Why run influence ops in Libya? Perhaps because “Libya had planned to hold elections this year as part of a UN-sponsored roadmap to heal the divisions that have plagued the OPEC member since the 2011 NATO-backed revolt.” More here.
The UN’s human rights chief is “appalled” at America’s dismal treatment of migrants and refugees at the U.S.-Mexico border, Reuters reports today.
“As a pediatrician, but also as a mother and a former head of state, I am deeply shocked that children are forced to sleep on the floor in overcrowded facilities, without access to adequate healthcare or food, and with poor sanitation conditions,” said Michelle Bachelet in a public statement.
U.S. State Secretary Mike Pompeo penned an op-ed for the WSJ on Sunday defending the administration’s position on human rights in U.S. foreign policy. It comes as part of “plans to officially launch a new panel on human rights,” Politico reports.
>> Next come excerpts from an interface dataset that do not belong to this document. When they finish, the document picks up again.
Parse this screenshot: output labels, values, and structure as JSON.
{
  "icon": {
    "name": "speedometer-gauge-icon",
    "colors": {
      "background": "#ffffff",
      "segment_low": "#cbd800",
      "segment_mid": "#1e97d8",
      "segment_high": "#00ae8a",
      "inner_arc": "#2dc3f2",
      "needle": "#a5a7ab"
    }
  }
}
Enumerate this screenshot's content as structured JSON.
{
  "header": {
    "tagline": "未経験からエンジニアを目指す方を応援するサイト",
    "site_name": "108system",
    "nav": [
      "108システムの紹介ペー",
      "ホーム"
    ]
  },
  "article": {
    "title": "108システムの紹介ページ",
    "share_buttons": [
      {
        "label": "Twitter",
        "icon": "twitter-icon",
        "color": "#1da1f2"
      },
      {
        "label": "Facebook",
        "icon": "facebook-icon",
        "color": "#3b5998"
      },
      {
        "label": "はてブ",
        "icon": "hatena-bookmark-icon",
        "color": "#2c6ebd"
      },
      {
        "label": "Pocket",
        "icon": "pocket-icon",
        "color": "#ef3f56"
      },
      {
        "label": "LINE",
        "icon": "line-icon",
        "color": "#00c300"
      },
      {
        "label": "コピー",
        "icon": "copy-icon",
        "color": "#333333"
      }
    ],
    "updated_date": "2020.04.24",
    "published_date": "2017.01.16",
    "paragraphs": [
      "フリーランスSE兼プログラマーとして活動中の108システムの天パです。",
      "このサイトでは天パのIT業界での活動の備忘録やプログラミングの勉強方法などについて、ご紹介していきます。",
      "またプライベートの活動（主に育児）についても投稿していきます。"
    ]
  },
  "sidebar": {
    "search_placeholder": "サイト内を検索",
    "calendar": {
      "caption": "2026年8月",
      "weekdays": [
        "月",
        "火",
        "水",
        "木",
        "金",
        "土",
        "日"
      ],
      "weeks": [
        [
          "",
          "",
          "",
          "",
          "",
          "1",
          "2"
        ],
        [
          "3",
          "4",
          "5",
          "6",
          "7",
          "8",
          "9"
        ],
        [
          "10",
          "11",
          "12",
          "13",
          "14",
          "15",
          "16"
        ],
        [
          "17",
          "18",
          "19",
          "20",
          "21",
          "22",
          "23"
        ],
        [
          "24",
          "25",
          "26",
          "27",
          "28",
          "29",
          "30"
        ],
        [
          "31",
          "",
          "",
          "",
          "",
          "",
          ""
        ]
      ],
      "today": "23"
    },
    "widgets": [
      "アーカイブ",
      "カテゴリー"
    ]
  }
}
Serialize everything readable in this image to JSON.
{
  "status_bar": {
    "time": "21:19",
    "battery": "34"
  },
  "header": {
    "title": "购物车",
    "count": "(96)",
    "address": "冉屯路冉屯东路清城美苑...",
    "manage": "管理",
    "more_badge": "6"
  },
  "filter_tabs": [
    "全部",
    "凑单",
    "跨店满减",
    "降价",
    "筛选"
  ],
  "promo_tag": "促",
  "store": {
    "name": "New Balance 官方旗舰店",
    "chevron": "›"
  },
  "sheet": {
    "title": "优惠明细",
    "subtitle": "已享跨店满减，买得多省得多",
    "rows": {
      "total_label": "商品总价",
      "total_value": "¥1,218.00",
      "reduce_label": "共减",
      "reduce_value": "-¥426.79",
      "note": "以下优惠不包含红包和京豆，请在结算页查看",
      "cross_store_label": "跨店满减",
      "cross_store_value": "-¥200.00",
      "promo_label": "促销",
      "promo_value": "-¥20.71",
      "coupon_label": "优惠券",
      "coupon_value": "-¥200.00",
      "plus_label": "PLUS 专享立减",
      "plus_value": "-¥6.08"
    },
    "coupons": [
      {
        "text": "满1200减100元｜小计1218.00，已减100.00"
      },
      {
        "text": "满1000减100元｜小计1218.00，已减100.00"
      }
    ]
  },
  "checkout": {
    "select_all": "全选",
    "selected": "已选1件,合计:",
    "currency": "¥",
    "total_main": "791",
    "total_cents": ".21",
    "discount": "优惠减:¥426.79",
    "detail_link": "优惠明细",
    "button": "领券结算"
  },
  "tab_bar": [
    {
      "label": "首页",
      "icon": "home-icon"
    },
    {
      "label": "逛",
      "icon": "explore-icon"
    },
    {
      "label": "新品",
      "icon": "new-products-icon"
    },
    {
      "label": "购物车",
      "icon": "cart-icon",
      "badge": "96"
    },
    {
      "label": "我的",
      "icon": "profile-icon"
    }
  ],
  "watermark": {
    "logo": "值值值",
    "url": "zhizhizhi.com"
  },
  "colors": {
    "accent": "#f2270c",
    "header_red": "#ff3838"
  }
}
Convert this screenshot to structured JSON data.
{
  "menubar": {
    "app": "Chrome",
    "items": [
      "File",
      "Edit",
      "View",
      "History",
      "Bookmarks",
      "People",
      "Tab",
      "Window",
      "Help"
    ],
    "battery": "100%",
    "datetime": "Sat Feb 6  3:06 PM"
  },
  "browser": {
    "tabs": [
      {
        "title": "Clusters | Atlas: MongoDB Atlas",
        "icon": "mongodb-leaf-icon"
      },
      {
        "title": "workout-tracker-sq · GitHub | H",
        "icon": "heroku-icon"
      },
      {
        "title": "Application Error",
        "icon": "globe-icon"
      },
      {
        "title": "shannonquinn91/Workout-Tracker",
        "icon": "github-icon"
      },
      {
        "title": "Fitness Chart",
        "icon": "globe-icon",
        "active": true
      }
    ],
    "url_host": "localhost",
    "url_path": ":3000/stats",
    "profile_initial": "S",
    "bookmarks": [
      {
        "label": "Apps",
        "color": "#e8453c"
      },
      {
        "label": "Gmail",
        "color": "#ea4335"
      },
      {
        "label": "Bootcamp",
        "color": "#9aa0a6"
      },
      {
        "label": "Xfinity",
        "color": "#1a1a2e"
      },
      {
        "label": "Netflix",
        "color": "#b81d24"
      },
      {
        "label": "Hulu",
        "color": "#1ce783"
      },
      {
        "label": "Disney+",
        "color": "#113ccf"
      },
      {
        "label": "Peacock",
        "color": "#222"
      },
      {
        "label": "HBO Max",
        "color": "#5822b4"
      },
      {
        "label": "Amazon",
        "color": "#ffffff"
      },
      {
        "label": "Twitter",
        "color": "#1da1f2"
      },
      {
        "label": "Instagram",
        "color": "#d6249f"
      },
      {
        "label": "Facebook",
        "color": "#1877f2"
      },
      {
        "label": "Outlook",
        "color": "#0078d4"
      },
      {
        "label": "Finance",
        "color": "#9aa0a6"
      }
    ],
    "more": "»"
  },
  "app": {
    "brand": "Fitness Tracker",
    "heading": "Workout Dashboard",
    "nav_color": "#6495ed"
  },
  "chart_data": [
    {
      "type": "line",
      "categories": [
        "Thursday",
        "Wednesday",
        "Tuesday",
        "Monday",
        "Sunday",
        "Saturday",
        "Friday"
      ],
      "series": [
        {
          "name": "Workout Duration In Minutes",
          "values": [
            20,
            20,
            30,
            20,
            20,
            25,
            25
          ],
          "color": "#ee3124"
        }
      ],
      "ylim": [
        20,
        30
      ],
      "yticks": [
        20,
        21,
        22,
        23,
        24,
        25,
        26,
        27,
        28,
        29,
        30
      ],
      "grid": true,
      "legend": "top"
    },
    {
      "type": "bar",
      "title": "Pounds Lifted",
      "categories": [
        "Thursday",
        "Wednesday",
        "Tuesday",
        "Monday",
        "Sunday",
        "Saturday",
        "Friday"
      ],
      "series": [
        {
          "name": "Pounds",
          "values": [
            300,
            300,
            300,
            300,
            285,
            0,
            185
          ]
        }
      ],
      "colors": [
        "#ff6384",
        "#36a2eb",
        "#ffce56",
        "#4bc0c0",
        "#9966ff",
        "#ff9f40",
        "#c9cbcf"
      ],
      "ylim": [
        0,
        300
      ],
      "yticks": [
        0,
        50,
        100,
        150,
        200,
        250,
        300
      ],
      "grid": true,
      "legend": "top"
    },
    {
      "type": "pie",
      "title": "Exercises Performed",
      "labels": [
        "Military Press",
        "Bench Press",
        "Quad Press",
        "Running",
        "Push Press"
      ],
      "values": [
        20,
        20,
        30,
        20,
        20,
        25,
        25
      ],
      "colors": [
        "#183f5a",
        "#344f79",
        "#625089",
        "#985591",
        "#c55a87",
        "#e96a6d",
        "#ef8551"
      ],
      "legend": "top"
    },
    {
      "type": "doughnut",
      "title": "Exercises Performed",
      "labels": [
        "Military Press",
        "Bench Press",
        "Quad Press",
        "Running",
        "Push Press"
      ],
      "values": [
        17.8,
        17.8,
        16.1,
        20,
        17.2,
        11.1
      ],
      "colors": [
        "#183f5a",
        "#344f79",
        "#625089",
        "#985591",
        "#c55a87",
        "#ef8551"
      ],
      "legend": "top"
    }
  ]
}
“Since my teenage years as a West Point cadet,” Pompeo argues, “I’ve seen how special the American conception of freedom and human dignity is to the world. I studied the intersection of human rights law and warfare and confronted essential questions about human rights and how best to protect them. These central human questions about unalienable rights have profoundly affected my service as a soldier, lawyer, congressman, Central Intelligence Agency director and secretary of state. My hope is that the Commission on Unalienable Rights will ground our understanding of human rights in a manner that will both inform and better protect essential freedoms—and underscore how central these ideas are not only to Americans, but to all of humanity.” Continue reading, here.
And finally today: Are facts and analysis taking a diminishing role in American public life? If so, what are the consequences of that — and can we perhaps be doing things differently to improve the overall situation? Those are propositions assessed and explained in a recent Q&A with RAND political scientist Jennifer Kavanagh.
One myth she busts: That the media “has lost its objectivity” since the 1980s. Not true, Kavanagh says. “For broadcast and newspapers, we have actually seen only minor changes. Yes, there was a shift in print journalism from a more straightforward, event-based presentation of news to something that is more narrative, and in broadcast toward something more subjective. But those changes have been pretty small. Cable is probably the most subjective and filled with the most personal perspective, opinion, and argumentation, but their model is to appeal to niche audiences who have specific preferences.”
Up next in her studies: the role of “media literacy” and “media governance—whether there are policy or regulatory mechanisms that could help us reduce disinformation.” Read more about “Truth decay” and our information spaces today, here.